Aim of the task: Tally the lines below containing the word "this" and give that total alone.

Data records for software interfaces

════════════════

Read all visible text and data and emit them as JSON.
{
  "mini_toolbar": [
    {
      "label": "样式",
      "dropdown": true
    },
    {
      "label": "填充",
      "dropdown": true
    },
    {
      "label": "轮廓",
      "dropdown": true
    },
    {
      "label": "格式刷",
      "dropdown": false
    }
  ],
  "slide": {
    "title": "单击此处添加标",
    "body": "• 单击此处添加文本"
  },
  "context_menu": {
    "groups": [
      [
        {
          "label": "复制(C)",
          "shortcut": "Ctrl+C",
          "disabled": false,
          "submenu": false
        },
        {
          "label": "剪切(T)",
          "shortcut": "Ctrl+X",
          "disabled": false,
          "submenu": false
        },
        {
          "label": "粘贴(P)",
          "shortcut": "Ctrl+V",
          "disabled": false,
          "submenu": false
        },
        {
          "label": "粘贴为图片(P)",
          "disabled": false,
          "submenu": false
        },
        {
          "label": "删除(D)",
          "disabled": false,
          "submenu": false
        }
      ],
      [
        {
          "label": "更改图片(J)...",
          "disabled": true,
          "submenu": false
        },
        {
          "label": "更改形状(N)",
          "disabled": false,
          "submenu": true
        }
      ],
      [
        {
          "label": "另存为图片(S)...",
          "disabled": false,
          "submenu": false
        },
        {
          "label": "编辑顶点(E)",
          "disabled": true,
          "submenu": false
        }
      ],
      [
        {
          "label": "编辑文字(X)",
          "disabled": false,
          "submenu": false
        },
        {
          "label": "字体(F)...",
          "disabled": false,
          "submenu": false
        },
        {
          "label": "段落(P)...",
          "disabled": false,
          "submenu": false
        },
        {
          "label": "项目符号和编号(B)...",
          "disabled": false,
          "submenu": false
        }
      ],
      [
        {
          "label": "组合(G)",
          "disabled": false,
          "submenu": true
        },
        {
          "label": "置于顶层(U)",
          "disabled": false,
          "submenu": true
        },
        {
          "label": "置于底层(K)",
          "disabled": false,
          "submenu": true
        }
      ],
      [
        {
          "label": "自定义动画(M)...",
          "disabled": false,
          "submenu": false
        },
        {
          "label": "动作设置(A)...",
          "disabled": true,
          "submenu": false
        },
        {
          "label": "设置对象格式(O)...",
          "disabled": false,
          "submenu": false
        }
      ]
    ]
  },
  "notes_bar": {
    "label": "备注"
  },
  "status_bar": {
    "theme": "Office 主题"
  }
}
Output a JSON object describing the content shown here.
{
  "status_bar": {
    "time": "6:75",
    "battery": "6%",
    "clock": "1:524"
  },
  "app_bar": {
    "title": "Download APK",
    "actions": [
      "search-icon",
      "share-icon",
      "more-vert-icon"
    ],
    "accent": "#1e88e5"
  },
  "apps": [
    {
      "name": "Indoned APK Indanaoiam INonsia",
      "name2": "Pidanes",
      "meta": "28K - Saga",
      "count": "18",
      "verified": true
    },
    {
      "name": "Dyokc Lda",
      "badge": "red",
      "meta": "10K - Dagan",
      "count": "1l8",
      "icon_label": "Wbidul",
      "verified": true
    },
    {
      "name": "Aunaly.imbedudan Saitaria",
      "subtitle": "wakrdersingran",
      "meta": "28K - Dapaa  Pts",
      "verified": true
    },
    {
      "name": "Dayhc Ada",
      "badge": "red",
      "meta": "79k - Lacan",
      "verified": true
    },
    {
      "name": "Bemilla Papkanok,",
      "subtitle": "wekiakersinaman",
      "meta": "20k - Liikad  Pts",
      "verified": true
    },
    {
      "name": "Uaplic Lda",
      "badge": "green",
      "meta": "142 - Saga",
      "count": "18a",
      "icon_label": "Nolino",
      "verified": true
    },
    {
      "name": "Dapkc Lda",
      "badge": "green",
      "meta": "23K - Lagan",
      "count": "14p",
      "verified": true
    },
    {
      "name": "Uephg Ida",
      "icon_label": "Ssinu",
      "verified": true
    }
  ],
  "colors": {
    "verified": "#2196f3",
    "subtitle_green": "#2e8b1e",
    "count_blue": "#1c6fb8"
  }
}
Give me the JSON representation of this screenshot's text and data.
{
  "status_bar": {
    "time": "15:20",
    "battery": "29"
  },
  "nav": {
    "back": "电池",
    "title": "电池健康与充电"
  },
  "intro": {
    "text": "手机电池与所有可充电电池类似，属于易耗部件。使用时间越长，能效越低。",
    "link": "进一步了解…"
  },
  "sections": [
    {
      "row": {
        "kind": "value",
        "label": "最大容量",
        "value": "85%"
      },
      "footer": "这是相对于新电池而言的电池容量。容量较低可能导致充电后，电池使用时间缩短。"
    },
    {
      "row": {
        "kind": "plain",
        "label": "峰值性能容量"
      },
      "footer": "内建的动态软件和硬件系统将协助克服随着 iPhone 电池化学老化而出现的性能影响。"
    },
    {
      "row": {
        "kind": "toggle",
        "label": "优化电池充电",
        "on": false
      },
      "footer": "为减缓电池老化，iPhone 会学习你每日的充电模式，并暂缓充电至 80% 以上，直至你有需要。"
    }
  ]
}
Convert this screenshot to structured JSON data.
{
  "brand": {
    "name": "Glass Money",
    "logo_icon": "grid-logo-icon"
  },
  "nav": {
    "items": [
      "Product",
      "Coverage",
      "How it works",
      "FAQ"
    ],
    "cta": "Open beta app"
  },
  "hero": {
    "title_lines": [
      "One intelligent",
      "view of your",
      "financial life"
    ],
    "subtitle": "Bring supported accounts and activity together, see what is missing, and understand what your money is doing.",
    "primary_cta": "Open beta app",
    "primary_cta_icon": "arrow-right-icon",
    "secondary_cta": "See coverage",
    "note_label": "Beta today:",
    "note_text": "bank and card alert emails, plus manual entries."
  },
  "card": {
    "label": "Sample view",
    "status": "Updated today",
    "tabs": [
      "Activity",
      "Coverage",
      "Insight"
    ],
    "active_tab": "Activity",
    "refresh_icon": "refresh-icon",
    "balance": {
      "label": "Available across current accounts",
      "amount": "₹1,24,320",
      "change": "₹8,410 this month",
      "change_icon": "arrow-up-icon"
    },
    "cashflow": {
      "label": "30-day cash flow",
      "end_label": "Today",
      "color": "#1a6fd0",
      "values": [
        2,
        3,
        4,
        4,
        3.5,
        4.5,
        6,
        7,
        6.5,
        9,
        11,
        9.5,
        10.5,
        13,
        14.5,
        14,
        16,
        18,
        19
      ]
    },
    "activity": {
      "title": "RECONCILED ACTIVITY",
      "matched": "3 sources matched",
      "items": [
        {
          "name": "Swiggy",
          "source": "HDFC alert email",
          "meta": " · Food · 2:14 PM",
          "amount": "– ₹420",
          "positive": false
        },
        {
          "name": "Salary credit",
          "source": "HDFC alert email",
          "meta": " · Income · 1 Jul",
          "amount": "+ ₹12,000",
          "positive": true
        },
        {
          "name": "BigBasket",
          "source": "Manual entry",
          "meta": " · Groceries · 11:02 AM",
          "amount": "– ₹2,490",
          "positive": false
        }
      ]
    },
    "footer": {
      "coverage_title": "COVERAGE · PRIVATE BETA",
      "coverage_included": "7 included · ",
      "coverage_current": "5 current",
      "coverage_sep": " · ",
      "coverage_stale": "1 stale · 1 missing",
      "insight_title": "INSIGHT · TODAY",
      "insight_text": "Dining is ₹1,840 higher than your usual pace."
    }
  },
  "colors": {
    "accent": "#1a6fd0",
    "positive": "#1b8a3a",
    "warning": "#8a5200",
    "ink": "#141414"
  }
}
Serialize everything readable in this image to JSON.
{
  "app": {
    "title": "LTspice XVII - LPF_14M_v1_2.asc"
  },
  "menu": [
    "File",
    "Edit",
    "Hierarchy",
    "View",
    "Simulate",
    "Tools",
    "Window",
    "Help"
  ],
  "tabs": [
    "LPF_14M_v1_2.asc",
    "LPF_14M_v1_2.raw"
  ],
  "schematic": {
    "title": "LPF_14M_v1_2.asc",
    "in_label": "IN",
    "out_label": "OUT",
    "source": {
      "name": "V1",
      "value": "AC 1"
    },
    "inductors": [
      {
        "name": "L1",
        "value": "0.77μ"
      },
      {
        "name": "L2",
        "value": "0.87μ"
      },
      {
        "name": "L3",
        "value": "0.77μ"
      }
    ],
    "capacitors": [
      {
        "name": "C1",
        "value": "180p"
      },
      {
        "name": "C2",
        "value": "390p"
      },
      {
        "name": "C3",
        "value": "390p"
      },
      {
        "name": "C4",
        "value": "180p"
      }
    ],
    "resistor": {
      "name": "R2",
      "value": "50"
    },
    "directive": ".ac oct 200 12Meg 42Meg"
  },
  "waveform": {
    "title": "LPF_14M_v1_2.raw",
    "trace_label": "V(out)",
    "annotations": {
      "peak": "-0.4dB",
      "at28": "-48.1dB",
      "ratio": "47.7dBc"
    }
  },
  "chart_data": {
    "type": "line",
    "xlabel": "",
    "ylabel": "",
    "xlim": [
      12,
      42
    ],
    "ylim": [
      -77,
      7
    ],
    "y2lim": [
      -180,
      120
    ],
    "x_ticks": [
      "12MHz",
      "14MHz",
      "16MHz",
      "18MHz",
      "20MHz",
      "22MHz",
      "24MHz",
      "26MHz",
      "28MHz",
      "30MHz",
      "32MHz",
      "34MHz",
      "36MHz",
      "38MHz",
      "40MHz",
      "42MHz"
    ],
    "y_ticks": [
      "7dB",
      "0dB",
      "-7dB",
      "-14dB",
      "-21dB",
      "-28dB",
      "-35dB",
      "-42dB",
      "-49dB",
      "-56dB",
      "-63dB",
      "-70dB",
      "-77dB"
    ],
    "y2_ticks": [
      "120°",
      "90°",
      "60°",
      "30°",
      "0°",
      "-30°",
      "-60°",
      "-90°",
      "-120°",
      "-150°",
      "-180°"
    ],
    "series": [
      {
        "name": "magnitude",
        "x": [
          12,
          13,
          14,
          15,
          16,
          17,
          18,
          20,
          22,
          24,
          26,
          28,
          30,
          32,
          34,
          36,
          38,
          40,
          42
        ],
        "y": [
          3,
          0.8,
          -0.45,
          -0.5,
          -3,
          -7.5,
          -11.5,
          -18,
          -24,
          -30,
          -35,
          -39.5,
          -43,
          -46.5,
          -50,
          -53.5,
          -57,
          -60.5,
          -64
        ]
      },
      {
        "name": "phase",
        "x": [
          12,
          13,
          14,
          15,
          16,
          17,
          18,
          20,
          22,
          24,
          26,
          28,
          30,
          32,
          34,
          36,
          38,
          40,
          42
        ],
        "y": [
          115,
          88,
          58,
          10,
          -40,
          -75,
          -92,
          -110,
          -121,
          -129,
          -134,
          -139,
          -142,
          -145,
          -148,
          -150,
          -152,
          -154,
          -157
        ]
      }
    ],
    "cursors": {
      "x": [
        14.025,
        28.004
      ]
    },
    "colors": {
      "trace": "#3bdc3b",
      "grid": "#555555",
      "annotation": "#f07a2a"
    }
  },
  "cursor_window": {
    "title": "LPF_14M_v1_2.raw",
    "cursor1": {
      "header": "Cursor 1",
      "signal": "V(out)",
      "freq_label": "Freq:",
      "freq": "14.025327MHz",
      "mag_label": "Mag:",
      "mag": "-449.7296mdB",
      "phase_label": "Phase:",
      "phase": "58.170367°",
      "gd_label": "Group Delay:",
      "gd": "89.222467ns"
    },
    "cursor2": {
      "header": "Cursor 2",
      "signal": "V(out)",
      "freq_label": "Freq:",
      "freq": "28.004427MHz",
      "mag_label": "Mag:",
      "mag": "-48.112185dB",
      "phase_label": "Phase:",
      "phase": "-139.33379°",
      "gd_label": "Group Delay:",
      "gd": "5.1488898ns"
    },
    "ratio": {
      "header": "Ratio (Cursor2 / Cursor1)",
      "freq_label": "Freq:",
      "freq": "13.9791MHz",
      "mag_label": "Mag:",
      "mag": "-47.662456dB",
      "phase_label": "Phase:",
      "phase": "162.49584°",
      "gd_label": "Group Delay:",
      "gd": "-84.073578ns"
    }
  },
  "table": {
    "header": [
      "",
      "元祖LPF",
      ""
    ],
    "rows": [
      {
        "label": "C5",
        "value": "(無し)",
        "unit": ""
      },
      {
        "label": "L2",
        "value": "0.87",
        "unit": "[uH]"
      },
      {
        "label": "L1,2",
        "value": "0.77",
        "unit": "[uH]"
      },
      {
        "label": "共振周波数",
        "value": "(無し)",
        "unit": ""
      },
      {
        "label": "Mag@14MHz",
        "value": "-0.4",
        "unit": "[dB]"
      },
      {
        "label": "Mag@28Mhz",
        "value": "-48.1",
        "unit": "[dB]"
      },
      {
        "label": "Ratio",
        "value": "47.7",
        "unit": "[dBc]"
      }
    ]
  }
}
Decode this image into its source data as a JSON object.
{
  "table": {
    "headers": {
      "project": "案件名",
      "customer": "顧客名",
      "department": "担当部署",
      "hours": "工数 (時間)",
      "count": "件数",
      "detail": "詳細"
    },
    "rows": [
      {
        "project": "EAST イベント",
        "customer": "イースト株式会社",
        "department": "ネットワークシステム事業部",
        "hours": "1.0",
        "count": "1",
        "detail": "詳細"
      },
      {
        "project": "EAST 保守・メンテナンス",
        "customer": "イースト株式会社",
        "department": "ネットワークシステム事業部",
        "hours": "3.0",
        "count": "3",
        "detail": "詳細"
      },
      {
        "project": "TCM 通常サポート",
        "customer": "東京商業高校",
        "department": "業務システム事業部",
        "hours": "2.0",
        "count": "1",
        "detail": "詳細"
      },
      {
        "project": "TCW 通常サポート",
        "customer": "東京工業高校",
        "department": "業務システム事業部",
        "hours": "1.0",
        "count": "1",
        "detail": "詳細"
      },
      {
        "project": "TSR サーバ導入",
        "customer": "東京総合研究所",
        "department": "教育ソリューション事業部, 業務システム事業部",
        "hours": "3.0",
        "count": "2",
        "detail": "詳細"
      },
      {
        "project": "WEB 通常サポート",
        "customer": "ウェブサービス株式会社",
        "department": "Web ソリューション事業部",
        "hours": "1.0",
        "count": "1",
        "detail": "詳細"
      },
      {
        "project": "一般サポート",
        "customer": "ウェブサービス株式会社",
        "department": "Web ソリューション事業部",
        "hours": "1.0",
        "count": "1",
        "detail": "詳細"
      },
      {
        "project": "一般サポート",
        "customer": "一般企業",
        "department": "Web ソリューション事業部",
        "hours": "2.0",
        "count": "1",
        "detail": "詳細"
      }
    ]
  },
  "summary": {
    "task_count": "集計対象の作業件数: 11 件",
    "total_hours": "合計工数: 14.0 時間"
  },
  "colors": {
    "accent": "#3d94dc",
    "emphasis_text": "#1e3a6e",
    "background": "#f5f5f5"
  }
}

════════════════

Exercise answer: 5